TASK ITEM: What lines of the data hold the string "this"? Copy them all.

SUPPLIED MATERIAL:
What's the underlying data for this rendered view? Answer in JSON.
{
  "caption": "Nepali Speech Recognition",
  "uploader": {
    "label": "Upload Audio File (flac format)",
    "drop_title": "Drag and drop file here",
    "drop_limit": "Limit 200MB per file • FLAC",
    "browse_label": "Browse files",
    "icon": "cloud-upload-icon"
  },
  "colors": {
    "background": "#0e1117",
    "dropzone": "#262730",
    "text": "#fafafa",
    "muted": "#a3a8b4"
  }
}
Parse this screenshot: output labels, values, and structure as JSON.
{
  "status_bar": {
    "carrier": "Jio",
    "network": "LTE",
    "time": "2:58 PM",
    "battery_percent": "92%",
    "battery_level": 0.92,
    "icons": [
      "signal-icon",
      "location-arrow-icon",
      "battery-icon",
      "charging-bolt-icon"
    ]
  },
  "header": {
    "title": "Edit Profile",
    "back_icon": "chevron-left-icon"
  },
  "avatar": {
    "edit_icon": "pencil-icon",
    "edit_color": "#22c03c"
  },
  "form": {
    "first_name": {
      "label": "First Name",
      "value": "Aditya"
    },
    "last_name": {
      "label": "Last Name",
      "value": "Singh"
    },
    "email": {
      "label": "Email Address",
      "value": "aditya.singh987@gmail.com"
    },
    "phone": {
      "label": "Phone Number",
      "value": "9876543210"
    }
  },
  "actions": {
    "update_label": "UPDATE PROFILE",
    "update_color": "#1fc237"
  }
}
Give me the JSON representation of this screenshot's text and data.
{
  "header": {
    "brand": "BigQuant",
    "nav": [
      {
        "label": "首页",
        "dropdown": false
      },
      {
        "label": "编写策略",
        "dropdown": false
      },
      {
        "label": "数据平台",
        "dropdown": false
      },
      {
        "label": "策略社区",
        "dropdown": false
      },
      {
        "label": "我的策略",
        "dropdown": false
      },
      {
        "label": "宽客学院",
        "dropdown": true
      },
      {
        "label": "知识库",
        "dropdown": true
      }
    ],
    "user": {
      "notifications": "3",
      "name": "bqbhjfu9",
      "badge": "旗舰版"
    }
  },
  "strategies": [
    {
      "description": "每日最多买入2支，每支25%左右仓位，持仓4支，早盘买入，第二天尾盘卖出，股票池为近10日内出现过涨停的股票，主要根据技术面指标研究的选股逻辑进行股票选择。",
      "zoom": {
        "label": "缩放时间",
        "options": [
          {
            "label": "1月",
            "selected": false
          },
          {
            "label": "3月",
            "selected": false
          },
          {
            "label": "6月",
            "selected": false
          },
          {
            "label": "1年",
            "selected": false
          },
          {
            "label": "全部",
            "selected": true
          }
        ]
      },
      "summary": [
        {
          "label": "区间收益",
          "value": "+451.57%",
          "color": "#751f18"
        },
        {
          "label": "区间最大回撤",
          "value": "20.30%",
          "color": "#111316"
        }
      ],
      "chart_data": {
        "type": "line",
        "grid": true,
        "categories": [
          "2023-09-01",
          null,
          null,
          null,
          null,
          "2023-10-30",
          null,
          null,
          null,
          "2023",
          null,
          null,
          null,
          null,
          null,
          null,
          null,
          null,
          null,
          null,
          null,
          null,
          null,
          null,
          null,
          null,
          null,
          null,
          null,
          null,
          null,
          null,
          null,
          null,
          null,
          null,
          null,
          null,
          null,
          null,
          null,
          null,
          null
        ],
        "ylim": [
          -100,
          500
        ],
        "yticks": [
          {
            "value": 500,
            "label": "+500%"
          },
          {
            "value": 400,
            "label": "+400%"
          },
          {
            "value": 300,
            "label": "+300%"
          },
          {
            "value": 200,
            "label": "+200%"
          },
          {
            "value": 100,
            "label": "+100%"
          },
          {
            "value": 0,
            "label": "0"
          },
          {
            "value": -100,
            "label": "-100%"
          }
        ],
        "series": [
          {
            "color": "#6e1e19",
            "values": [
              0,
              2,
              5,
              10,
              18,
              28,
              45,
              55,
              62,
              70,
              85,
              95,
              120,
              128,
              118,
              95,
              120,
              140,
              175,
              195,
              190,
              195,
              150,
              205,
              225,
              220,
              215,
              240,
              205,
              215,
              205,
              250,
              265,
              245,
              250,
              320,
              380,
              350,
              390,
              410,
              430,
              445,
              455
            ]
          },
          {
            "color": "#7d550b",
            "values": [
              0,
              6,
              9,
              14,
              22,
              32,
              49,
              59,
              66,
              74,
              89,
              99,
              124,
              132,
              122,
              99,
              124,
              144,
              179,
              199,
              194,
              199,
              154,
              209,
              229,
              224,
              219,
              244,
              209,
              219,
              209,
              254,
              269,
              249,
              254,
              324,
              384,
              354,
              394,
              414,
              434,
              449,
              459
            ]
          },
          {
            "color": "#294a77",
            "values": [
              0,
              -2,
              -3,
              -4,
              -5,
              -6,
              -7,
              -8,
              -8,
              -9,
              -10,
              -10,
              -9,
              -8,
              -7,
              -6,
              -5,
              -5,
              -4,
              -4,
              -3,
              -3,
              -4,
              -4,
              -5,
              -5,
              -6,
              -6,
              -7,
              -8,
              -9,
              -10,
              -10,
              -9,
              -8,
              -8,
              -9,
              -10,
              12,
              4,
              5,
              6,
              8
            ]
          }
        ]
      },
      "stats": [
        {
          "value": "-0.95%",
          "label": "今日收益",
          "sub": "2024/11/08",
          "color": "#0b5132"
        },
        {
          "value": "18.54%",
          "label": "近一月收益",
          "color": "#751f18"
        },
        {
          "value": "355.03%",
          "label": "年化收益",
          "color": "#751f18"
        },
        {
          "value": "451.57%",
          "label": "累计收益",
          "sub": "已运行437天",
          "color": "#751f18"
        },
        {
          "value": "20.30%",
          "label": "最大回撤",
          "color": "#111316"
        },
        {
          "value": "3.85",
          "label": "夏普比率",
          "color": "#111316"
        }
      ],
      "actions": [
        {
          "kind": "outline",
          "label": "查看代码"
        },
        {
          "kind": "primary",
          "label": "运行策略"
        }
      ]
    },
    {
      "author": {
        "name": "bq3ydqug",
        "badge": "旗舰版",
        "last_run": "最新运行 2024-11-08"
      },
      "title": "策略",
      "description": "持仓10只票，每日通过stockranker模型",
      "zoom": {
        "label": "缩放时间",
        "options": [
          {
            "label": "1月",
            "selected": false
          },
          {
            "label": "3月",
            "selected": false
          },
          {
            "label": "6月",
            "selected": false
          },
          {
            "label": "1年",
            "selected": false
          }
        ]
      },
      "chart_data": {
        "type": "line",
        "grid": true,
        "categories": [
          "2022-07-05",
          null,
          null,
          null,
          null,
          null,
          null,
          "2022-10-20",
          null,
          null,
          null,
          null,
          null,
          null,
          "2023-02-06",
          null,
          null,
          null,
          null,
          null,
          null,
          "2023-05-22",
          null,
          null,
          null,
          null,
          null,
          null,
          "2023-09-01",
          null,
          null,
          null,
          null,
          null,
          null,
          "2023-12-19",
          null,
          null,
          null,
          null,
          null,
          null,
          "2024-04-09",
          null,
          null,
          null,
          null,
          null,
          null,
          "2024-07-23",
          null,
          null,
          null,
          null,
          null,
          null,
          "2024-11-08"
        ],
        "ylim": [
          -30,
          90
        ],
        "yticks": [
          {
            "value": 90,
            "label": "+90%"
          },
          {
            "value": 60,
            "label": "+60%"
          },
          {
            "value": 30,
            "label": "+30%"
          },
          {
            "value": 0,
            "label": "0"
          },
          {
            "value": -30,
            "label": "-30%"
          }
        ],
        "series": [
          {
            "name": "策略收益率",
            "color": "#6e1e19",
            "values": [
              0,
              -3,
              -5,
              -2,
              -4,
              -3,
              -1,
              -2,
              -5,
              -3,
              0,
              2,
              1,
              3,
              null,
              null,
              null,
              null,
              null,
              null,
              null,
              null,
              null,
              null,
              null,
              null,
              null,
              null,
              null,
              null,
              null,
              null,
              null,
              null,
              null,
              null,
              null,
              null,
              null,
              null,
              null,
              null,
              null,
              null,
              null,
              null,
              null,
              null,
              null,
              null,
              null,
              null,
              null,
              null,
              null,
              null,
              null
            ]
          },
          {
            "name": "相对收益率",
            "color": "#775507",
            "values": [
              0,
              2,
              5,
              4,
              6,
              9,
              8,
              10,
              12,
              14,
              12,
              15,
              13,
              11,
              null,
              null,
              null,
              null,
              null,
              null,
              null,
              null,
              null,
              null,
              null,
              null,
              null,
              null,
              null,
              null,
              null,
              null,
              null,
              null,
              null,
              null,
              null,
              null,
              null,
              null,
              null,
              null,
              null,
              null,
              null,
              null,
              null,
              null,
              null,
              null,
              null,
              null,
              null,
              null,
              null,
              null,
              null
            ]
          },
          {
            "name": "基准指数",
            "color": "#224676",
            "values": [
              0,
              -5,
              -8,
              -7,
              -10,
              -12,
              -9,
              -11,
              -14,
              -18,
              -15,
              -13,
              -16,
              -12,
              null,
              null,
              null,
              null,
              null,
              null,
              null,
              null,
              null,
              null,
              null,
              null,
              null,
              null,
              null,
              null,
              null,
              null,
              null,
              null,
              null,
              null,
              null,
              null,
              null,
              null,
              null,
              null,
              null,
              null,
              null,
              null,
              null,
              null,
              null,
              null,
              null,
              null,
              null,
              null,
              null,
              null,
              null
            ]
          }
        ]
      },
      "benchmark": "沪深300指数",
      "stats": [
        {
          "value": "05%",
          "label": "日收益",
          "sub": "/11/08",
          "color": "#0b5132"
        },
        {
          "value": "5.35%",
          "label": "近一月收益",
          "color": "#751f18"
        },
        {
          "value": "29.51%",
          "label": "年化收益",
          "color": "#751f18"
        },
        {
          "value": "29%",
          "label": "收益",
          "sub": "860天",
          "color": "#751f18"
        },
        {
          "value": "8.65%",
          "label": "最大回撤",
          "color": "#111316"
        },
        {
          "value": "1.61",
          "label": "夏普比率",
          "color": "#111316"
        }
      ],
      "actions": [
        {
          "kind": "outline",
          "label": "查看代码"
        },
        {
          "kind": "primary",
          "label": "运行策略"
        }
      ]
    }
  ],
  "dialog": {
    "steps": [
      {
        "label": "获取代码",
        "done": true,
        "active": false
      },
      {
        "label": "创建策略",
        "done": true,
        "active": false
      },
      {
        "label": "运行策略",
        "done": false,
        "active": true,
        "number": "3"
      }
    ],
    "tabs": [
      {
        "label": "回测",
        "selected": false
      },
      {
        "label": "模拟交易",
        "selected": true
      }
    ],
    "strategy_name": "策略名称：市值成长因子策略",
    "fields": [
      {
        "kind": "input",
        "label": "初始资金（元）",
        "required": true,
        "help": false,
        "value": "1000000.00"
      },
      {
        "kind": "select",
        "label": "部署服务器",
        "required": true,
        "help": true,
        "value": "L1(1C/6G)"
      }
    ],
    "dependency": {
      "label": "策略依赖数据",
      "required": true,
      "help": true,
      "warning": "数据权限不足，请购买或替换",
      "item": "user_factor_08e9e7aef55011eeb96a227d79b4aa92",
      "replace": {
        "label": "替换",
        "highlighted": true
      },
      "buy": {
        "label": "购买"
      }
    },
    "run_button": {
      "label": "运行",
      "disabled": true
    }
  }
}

YOUR RESPONSE:
What's the underlying data for this rendered view? Answer in JSON.
Parse this screenshot: output labels, values, and structure as JSON.
Give me the JSON representation of this screenshot's text and data.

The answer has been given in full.